Over the course of your career, have you seen a change in attitude towards the LGBTQ+ community in academics?
Tremendous. I remember my first clinical rotation was in the prison system. I thought I did a credible job and all the feedback I had received was positive. However I was not asked back as my peers were for a 2nd semester. I was perplexed until one of my closest friends in the cohort reported that he overheard the people deciding they couldn’t have somebody “like me”. A number of years ago a faculty at an open meeting equated gay identified relationships to allowing animals to be married.
In contrast, I think (for the most part) gay people in the U.S. get to take up more space in the world as other counterparts.
Mental health counseling has got to take an emotional toll at times. How do you balance your work life?

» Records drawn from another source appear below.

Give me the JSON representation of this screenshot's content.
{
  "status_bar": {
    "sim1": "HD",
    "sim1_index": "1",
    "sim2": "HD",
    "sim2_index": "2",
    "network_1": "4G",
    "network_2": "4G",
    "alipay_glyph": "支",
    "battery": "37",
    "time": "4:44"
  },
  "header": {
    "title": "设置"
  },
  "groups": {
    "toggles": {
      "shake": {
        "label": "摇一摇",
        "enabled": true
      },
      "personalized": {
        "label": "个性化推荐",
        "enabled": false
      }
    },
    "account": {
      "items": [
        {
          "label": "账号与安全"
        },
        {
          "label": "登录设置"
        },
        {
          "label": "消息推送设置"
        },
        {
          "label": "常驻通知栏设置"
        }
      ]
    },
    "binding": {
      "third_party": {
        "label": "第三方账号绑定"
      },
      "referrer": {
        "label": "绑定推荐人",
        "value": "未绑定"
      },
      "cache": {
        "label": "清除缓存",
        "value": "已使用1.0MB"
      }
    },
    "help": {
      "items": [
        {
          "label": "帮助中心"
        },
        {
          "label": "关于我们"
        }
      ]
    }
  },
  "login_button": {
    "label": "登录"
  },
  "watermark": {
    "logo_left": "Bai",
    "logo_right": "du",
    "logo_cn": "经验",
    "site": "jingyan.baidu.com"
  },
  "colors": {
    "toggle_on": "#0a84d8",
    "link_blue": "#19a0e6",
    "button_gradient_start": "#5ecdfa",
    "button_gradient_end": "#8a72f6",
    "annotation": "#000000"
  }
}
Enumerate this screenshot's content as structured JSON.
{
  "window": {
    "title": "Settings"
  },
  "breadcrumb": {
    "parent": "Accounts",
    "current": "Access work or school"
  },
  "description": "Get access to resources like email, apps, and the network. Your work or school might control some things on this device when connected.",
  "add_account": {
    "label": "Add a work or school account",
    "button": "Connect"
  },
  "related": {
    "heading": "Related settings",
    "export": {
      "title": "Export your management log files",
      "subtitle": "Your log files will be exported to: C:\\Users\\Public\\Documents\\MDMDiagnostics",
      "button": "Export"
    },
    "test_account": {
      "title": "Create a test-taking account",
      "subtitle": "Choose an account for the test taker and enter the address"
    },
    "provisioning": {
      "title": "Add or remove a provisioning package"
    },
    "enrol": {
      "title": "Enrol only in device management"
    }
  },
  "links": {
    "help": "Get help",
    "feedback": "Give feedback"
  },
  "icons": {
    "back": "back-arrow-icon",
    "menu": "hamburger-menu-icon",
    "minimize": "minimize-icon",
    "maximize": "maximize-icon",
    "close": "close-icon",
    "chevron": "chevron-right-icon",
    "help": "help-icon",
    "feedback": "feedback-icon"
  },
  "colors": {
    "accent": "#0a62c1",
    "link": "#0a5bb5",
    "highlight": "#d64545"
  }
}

This is the fortieth year I’ve seen patients. I think in any career that has longevity you have to find ways to be mindful. I do some form of exercise virtually every day; running, swimming, yoga. I think that’s essential for mood management and equilibrium. I’m someone who is pretty good at having boundaries regarding my work and personal life. The nature of the business is it’s confidential, what happens stay with patients, and I think I’m so trained not to share that this creates a barrier which I think is a good thing since I’m not talking about clinical issues with my spouse and friends. A mindful life is also about managing nutrition, not abusing alcohol, not using drugs, getting good medical care, and being disciplined about taking time off. I also think communication technology makes it much more difficult than it used to be. I also have never been a full time clinician so having a position where I have variety of things to do is also helpful.